As we climbed and crossed each peak, I drank from my bladder - forgetting that I had fitted the SP128 filter inline on my bladder. On Armstrong Mountain Peak I noted that my drinking tube was freezing. In all my winter climbing, this was a first. I then remembered the SP128 filter and was pleased that I had attached it at the lower end of my drinking tube and it was buried in my pack. I believed that it would have likely iced up has it been exposed.
At the end of my hike I checked the filter and adapters - no leakage and they had withstood being jostled around against all the other items that I had in my pack. On returning to my motel I was able to easily and flush the filter and it dried overnight.
I was extremely pleased with this system. I have now deleted a larger and heavier Katadyn / MSR filter from my pack.
After I returned from my trip, I disconnected the filter from the adapters and screwed them together and tested them for leakage. I was pleased to see that they made a water tight connection.
My initial thoughts for the SP128 filter are:
- Small and lightweight and appears to be quite robust. All great values.
- Quick to flush and quick to dry
- Easily adapted for non compatible Hydration systems
- Though not experienced by me - several reviews indicate the pouch may develop leaks. This is quite plausible as you have to squeeze the pouch while it is full of water.
- I'd like to see an adapter for the Nalgene bottles with the small opening as this would allow you to carry a Nalgene bottle with the filter attached - for me this promotes mobility and saves holding the filter and straw while holding a Nalgene bottle.

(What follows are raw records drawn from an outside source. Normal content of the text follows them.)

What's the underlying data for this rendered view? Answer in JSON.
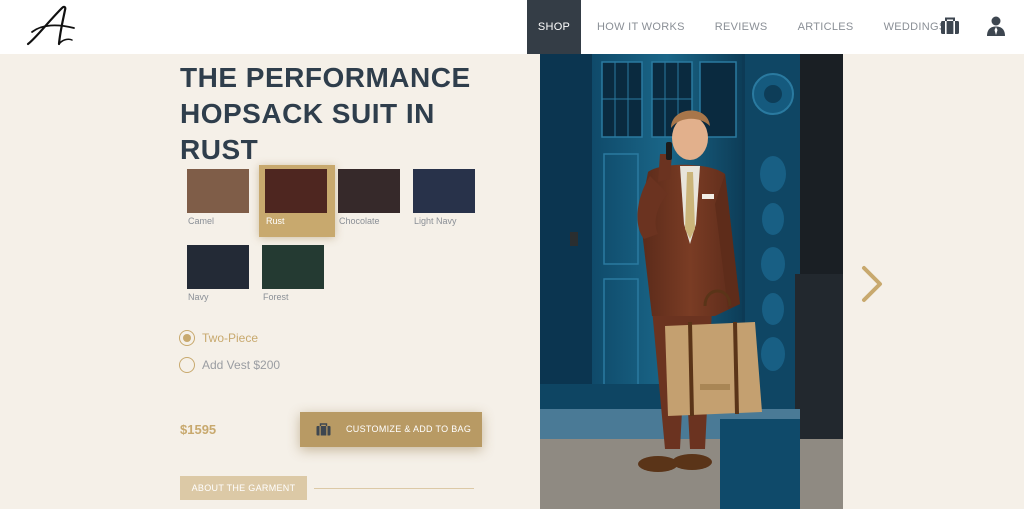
{
  "header": {
    "logo_alt": "A",
    "nav": [
      {
        "label": "SHOP",
        "active": true
      },
      {
        "label": "HOW IT WORKS",
        "active": false
      },
      {
        "label": "REVIEWS",
        "active": false
      },
      {
        "label": "ARTICLES",
        "active": false
      },
      {
        "label": "WEDDINGS",
        "active": false
      }
    ],
    "icons": [
      "bag-icon",
      "account-icon"
    ]
  },
  "product": {
    "title_line1": "THE PERFORMANCE",
    "title_line2": "HOPSACK SUIT IN RUST",
    "swatches": [
      {
        "label": "Camel",
        "color": "#7f5d48",
        "selected": false
      },
      {
        "label": "Rust",
        "color": "#4e2620",
        "selected": true
      },
      {
        "label": "Chocolate",
        "color": "#36292a",
        "selected": false
      },
      {
        "label": "Light Navy",
        "color": "#28324a",
        "selected": false
      },
      {
        "label": "Navy",
        "color": "#232a36",
        "selected": false
      },
      {
        "label": "Forest",
        "color": "#243a32",
        "selected": false
      }
    ],
    "options": [
      {
        "label": "Two-Piece",
        "checked": true
      },
      {
        "label": "Add Vest $200",
        "checked": false
      }
    ],
    "price": "$1595",
    "add_button_label": "CUSTOMIZE & ADD TO BAG",
    "about_tab_label": "ABOUT THE GARMENT"
  },
  "colors": {
    "accent_gold": "#c8a96e",
    "nav_active": "#343d46",
    "page_bg": "#f5f0e8",
    "title_text": "#2f3e4c"
  }
}
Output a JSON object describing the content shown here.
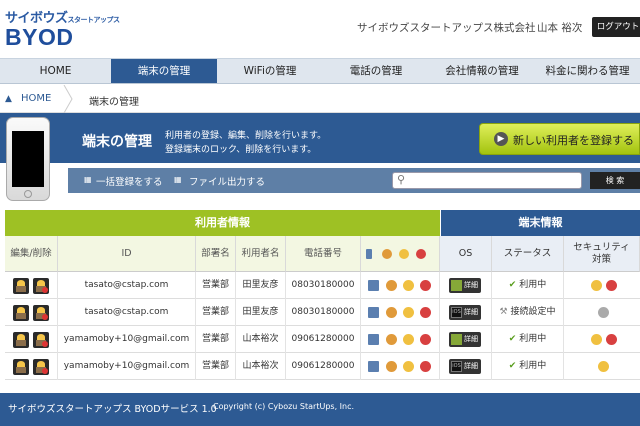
{
  "header": {
    "logo_top": "サイボウズ",
    "logo_top_small": "スタートアップス",
    "logo_main": "BYOD",
    "company": "サイボウズスタートアップス株式会社",
    "user": "山本 裕次",
    "logout_label": "ログアウト"
  },
  "nav": {
    "items": [
      {
        "label": "HOME",
        "active": false
      },
      {
        "label": "端末の管理",
        "active": true
      },
      {
        "label": "WiFiの管理",
        "active": false
      },
      {
        "label": "電話の管理",
        "active": false
      },
      {
        "label": "会社情報の管理",
        "active": false
      },
      {
        "label": "料金に関わる管理",
        "active": false
      }
    ]
  },
  "breadcrumb": {
    "home": "HOME",
    "current": "端末の管理"
  },
  "banner": {
    "title": "端末の管理",
    "desc_line1": "利用者の登録、編集、削除を行います。",
    "desc_line2": "登録端末のロック、削除を行います。",
    "register_label": "新しい利用者を登録する"
  },
  "toolbar": {
    "bulk_label": "一括登録をする",
    "export_label": "ファイル出力する",
    "search_placeholder": "",
    "search_button": "検 索"
  },
  "table": {
    "group_user": "利用者情報",
    "group_device": "端末情報",
    "columns": {
      "edit": "編集/削除",
      "id": "ID",
      "dept": "部署名",
      "user": "利用者名",
      "phone": "電話番号",
      "os": "OS",
      "status": "ステータス",
      "security_line1": "セキュリティ",
      "security_line2": "対策"
    },
    "os_detail": "詳細",
    "rows": [
      {
        "id": "tasato@cstap.com",
        "dept": "営業部",
        "user": "田里友彦",
        "phone": "08030180000",
        "os": "android",
        "status": "利用中",
        "status_icon": "check-icon"
      },
      {
        "id": "tasato@cstap.com",
        "dept": "営業部",
        "user": "田里友彦",
        "phone": "08030180000",
        "os": "ios",
        "status": "接続設定中",
        "status_icon": "wrench-icon"
      },
      {
        "id": "yamamoby+10@gmail.com",
        "dept": "営業部",
        "user": "山本裕次",
        "phone": "09061280000",
        "os": "android",
        "status": "利用中",
        "status_icon": "check-icon"
      },
      {
        "id": "yamamoby+10@gmail.com",
        "dept": "営業部",
        "user": "山本裕次",
        "phone": "09061280000",
        "os": "ios",
        "status": "利用中",
        "status_icon": "check-icon"
      }
    ]
  },
  "footer": {
    "name": "サイボウズスタートアップス BYODサービス 1.0",
    "copyright": "Copyright (c) Cybozu StartUps, Inc."
  }
}
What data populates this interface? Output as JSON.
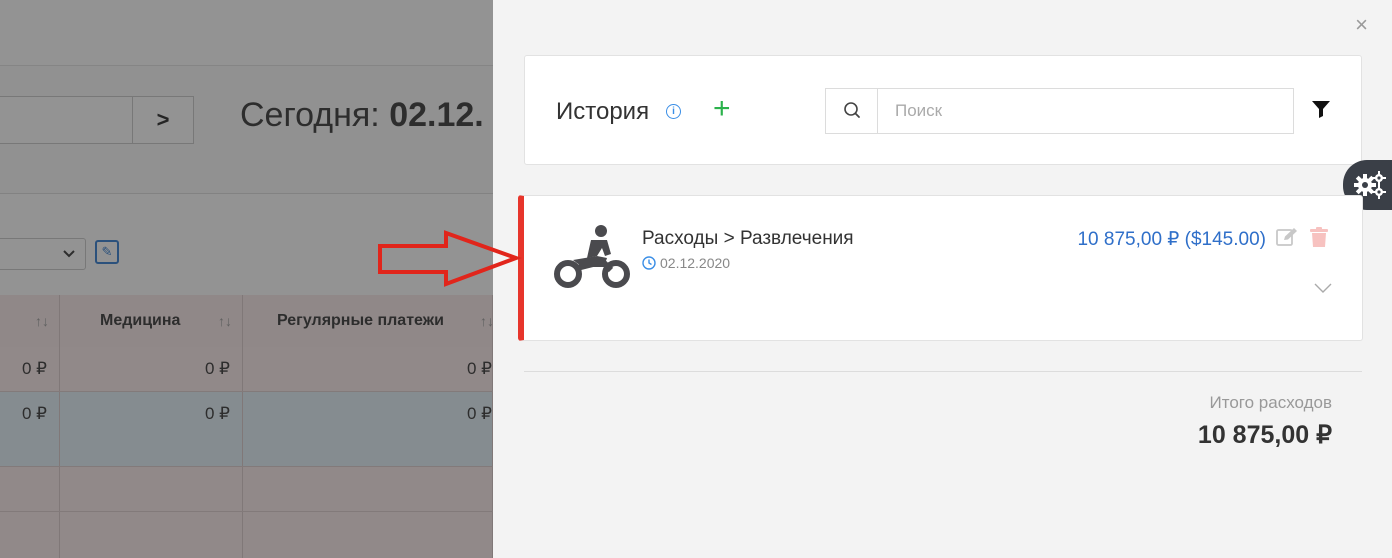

I do realize that the filter screws into the commercial plastic water bottles - but I will never carried these flimsy bottles on my hiking activities.
- The SP128 system I bought contained a filter, straw and 16 ounce squeeze bag. There was no carry bag. This is a significant oversight in my opinion. I will purchase a small bag from a local store to keep these items secure and together.
I am a Scout leader and teach outdoor skills. For the last three years I have been demonstrating to youth and adults how to make portable water from back country sources. I have developed an educational program that covers (1) learning about pathogens in back country water and (2) Practical hands on experience with different filtration/purification devices for (3) Solo/Group activities.
I have lots of different pieces of equipment for this program - but not a Sawyer water filter system. After personally trying out this water filter, I am going to get another system and add it into my program as a teaching aid.
I bought my system from the EMS store in Lake Placid for $25 plus taxes. A very reasonable price. EMS did not carry the full line up of Sawyer filters, but were pleased to answer questions and order for me anything that I wanted. Because the clerk was able to help me figure out how to use the filter with my hydration system, it was clear that the staff knew their stuff. Pretty good service.
I checked on Amazon and note that the costs for Sawyer filters were slightly higher than EMS (not including shipping) - but more significantly, you could buy them in packs of two with better pricing. This suits me as I can have an inline filter on my bladder system and then have another filter for a teaching aid or a portable system for filling up Nalgene bottles if I were hiking in a group.
Very pleased with my new filter. I can see it becoming established as a filter of choice for my upcoming ADK hiking activities.